“The odd-couple, comic chemistry between Sheen and Tennant is a treat”

Good Omens

Good Omens, BBC2

“Sheen and Tennant’s double act, a yin-and-yang bromance, was the comedic pulsing heart of an upbeat, arch, nerdy production. However, when they weren’t on screen it often floundered, which was surprising, given the quality of the cast.”
Carol Midgley, The Times

“It is hammy and silly and the cast commit to it as if they’re appearing in a very big-budget panto. The odd-couple, comic chemistry between Sheen and Tennant is a treat. But their scenes are held together with exposition and a string of unfunny cameos. The fantasy world feels insufficiently realised and the script, faithful to the book because it has been adapted by Gaiman himself, is very pleased with itself.”
Anita Singh, The Telegraph

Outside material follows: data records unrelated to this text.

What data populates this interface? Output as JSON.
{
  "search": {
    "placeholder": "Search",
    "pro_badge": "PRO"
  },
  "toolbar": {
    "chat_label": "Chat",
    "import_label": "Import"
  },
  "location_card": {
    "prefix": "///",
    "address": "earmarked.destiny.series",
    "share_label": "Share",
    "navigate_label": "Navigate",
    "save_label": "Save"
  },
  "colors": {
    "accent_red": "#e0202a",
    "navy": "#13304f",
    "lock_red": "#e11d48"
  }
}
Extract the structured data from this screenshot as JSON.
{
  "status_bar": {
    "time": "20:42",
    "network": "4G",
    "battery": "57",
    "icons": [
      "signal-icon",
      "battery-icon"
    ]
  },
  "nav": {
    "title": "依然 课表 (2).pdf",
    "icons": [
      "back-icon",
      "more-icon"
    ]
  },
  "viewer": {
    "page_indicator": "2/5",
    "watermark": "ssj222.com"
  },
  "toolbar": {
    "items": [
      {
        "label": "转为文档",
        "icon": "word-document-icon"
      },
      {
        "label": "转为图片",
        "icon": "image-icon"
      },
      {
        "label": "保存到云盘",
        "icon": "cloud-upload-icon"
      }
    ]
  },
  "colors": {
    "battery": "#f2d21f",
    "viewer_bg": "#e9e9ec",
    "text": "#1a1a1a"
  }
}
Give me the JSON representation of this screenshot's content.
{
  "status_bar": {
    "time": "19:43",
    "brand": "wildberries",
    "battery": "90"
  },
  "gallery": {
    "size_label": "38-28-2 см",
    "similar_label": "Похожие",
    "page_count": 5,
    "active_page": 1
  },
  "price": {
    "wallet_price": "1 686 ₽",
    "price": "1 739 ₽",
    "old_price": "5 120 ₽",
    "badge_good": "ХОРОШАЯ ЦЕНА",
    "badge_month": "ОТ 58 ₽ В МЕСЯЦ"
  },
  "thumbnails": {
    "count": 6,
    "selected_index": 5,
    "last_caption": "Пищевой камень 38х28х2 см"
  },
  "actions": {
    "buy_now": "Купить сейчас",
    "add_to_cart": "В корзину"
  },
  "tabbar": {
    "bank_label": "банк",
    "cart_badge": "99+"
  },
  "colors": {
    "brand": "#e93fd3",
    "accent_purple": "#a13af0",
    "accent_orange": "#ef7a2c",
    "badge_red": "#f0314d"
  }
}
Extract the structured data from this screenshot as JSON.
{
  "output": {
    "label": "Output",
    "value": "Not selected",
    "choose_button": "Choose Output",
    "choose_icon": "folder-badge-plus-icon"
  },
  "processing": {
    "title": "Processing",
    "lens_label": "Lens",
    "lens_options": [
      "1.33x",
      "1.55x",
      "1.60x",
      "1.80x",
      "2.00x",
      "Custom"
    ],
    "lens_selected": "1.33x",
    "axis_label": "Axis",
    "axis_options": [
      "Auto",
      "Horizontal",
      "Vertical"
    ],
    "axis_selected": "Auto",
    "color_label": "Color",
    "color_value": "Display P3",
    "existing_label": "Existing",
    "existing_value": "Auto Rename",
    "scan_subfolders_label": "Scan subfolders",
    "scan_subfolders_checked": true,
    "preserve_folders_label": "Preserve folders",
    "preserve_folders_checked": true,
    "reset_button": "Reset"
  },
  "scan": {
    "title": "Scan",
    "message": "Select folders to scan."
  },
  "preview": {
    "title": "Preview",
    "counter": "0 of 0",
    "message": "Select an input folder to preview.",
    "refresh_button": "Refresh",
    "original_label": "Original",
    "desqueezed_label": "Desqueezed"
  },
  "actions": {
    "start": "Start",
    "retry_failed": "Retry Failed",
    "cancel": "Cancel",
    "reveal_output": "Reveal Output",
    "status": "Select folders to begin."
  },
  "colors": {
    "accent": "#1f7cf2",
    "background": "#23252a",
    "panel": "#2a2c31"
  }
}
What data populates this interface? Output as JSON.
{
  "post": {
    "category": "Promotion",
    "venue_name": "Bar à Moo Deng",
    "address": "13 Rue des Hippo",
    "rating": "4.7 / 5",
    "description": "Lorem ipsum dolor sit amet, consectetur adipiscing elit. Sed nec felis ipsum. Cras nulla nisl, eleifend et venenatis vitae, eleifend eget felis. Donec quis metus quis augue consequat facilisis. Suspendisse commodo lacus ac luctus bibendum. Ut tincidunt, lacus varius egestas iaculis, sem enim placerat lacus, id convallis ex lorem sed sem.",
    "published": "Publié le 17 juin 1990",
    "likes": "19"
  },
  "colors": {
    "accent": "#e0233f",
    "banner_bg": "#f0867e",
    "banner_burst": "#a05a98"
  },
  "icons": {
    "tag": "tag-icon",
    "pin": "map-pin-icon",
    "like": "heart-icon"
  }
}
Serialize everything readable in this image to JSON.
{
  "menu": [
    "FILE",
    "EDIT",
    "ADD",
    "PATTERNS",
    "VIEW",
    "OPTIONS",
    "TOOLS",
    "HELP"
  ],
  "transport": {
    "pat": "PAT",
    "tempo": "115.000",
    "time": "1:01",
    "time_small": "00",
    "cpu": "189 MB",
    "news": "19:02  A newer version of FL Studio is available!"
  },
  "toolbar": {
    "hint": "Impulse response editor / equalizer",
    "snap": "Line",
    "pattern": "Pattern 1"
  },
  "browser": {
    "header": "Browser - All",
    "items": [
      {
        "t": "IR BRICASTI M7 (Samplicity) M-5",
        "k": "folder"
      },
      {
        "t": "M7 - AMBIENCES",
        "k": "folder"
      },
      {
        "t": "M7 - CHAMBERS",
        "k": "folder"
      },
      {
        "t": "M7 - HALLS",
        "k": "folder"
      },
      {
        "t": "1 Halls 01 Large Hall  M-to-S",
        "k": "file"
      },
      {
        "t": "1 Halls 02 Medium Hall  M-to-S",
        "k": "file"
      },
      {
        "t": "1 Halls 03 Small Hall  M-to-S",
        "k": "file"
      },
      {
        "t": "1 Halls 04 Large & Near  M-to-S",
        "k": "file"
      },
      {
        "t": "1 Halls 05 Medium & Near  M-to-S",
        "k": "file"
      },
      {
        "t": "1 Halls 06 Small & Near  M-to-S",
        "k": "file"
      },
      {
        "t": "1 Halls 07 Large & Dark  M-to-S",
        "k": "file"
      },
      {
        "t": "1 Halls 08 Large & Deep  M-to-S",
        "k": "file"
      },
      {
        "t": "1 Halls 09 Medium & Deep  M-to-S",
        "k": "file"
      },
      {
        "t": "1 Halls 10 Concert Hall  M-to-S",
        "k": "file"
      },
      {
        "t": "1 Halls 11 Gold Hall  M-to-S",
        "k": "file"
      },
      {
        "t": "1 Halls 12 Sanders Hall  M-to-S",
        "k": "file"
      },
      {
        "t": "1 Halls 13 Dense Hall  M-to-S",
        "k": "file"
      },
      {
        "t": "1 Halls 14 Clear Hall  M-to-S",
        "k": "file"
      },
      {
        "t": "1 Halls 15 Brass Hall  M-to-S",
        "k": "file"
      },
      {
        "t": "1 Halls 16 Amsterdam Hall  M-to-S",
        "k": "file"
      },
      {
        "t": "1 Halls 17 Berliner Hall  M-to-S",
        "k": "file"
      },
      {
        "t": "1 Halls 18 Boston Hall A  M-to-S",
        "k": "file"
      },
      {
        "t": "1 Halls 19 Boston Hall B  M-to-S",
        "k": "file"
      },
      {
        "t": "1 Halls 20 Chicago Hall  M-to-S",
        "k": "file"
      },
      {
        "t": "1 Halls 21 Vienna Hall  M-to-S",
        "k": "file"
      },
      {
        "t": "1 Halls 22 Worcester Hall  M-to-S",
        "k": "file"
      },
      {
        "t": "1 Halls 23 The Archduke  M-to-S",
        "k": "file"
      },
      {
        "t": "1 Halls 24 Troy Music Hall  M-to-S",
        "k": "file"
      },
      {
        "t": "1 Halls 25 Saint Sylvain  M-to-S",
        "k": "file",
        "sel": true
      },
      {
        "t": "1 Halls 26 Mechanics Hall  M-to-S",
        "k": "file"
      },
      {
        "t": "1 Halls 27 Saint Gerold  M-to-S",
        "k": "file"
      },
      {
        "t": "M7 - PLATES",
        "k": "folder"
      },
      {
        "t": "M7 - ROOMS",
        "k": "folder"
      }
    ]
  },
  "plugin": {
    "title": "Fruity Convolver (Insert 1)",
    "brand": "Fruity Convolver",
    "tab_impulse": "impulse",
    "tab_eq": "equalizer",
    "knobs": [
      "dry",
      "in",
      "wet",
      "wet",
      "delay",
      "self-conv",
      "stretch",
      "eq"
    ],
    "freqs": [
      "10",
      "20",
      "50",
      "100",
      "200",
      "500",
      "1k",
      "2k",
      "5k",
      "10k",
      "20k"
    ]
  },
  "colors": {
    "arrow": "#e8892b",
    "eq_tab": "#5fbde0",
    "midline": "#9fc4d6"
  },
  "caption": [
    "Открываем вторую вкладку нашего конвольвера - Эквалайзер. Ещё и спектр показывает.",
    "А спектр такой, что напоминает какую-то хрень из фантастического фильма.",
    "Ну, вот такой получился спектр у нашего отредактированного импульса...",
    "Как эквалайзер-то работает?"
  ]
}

“There’s no denying it’s a stupendous show. The cast is colossal, bursting with A-listers. Even if you don’t enjoy comic fantasy, it’s fun to watch and shout out names as you spot the stars.”
Christopher Stevens, Daily Mail

“This was better than the first episode because we saw how more of the evidence was hard to square with the premise of Sheila running amok with a gun. Yet it was also even-handed, including a witness who said that Sheila had earlier said that she believed ‘the Devil’ was inside her twin sons, which would give her ‘motive’.”
Carol Midgley, The Times

“The end will be a long time coming on White House Farm. Scenes are linked with lingering, silent shots of the Essex landscape, and once the characters begin a conversation they seem trapped in it, as though they want to escape but can’t. To those like me who remember the case well, it’s mesmerising. If you don’t know how the story ends, though, it must be frustratingly slow.”
Christopher Stevens, Daily Mail

“The second instalment settled into a police procedural. To gripe about Stephen Graham’s accent or Freddie Fox’s terrible dye job feels superficial, but they drove home the sense that we were watching an artificial account of a real-life tragedy. Quite how they will sustain the storytelling over four more weeks remains to be seen.”
Anita Singh, The Telegraph

Richard Hammond’s Big, Discovery

“Hammond proved himself a likeable and self-deprecating presenter, genuinely interested in what he was discovering and enthusiastic without being too over the top, even if he couldn’t quite resist making the odd German efficiency joke.”
Sarah Hughes, The i

“For this first instalment, Hammond visits the world’s largest car factory in Wolfsburg, Germany, to make a puff piece so glowing that Volkswagen’s PRs must have been high-fiving each other when they saw it. For the rest of us, Richard Hammond’s Big seems grotesquely misplaced. These, after all, are the end times. Clarkson’s Baldrick just doesn’t know it yet.”
Stuart Jeffries, The Guardian